Bashir, the dean of the engineering school, told EnterpriseAI that the latest collaboration with IBM builds on the foundational success of a 2016 IBM-Illinois Center for Cognitive Computing Systems Research (C3SR) partnership.
“This will expand our capabilities for research in AI, quantum and other areas,” said Bashir. The new building to house the upcoming institute is probably a couple years away from being built on the campus, he said.
The university has computer science and electrical and computer engineering departments that are in the top five in the nation, as well as a longstanding coordinated science laboratory and a National Center for Supercomputing Applications.
“There’s a lot of expertise here,” he said
Last August, the university was selected as the site for a National Science Foundation AI Institute and for a U.S. Department of Agriculture AI research institute to drive the NSF’s artificial intelligence research and expand AI research in farming and food processing.
Bashir said that work on the new research center and other parts of the project will begin this fall. The campus of about 50,000 students includes about 11,000 engineering students and about 4,000 computer science students.
“These technologies are going to change the future,” he said. “We want to be at the forefront of that with a world leader like IBM and making that impact.”
In addition to its AI, hybrid cloud and quantum work, the planned institute at the university will also emphasize initiatives to increase access to STEM education and high-tech workforce development, while also expanding the research capacity of IBM and the university by bringing together students, faculty members and industry researchers on the campus and at IBM’s facilities.
The AI and hybrid cloud research, which will have an emphasis on data protection and isolation, will explore how open source innovation and AI can be combined to drive the next era of cloud computing, as well as defining workforce skills and training that are needed to run increasingly powerful and critical workloads. The quantum work will involve systems, architectures, materials and algorithms, as well as a multi-node quantum testbed where researchers can explore distributed quantum processing and quantum networks, according to IBM.

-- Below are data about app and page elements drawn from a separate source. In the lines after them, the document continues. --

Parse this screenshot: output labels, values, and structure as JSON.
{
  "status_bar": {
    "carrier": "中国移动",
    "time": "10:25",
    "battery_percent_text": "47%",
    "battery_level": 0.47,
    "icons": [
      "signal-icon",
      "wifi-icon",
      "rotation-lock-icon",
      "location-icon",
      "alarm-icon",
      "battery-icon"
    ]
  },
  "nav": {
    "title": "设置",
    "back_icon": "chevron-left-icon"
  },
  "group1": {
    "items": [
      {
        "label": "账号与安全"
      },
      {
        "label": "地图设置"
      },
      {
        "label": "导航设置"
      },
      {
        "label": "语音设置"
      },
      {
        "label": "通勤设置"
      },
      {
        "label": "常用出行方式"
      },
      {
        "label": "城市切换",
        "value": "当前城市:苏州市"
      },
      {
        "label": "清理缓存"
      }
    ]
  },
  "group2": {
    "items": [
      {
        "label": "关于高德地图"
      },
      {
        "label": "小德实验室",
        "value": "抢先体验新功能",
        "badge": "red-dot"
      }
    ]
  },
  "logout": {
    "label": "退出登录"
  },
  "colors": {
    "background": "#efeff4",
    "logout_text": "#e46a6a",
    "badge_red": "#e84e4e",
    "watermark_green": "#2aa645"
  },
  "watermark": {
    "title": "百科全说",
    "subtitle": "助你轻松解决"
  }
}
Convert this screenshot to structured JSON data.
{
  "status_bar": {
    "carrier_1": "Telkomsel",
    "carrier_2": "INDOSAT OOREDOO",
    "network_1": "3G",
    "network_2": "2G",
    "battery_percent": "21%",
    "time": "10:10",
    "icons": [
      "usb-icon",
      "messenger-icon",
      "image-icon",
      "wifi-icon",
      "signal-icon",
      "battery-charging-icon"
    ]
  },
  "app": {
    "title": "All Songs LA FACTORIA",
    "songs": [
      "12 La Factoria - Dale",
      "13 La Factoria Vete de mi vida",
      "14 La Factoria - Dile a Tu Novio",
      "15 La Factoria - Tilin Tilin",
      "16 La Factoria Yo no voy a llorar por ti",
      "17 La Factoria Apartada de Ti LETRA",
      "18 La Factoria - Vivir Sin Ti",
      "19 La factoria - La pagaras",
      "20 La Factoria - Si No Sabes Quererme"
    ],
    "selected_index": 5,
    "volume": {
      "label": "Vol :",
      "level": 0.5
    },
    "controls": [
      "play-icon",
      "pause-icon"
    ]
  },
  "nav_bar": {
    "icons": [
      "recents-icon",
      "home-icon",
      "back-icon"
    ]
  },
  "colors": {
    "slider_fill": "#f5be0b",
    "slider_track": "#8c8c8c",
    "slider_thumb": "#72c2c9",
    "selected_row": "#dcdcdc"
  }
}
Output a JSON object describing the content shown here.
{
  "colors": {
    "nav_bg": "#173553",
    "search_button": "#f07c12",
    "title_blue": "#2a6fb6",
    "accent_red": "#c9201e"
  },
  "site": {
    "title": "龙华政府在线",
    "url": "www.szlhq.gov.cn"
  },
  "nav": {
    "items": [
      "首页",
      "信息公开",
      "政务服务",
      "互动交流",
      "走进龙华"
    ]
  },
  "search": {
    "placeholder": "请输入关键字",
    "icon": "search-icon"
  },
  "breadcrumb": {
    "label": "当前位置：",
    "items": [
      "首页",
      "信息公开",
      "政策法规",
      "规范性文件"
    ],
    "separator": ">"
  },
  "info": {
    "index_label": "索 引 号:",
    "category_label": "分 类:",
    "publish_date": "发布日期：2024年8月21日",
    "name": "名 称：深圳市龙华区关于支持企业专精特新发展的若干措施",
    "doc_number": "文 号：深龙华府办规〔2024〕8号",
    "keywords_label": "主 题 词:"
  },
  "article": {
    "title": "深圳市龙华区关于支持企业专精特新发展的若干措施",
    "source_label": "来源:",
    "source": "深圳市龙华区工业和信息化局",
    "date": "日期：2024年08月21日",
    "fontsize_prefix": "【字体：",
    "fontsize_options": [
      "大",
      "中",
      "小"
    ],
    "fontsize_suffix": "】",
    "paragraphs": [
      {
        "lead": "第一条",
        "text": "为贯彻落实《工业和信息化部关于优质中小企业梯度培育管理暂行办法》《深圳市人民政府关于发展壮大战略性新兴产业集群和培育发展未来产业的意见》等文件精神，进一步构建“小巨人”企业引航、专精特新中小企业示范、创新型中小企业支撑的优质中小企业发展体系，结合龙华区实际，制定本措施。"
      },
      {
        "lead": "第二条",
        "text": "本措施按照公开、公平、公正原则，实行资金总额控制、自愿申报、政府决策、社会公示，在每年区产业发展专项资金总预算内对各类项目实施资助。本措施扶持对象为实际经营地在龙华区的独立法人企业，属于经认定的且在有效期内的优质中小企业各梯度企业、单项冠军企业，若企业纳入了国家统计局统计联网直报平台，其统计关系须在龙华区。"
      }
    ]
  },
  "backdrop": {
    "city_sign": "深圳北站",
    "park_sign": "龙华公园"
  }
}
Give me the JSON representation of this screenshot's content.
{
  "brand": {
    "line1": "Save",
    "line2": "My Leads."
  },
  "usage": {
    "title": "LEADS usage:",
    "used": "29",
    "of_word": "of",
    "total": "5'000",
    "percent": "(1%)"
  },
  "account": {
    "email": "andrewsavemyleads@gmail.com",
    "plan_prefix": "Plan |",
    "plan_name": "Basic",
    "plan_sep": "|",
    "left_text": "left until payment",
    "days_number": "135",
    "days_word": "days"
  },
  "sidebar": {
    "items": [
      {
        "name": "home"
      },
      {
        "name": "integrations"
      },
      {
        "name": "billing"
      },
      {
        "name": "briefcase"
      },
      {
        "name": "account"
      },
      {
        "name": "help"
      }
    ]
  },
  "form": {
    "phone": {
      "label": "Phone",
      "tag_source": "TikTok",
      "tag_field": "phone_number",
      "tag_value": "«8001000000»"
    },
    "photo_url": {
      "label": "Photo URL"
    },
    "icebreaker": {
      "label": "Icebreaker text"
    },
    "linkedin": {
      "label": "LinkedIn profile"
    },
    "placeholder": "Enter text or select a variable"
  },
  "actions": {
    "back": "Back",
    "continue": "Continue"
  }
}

The materials discovery research to come will use AI technologies to investigate potential new materials for applications like affordable and sustainable energy generation and storage, as well as environmentally-friendly electronics and transportation materials. The sustainability research will focus on solving climate challenges through carbon accounting, capture, utilization and sequestration, according to IBM.
In March, IBM announced a 10-year partnership with the 100-year-old Cleveland Clinic to bolster the Clinic’s research capabilities by integrating a wide range of IBM’s advanced technologies in AI, quantum computing and the cloud. The partnership was fueled by the need for faster life sciences and healthcare research, especially in the wake of the deadly COVID-19 pandemic. The initiative includes an all-new Discovery Center being created at the Clinic’s campus in Cleveland, Ohio. In addition, IBM will install what it calls its first private-sector, on-premises quantum computing system in the United States at the facility, along with key technologies for AI and cloud computing from IBM’s product lines. And in the future, after IBM has developed a more powerful, more advanced, next generation 1,000+ qubit quantum system in the coming years, the Clinic will get that machine for its research as well.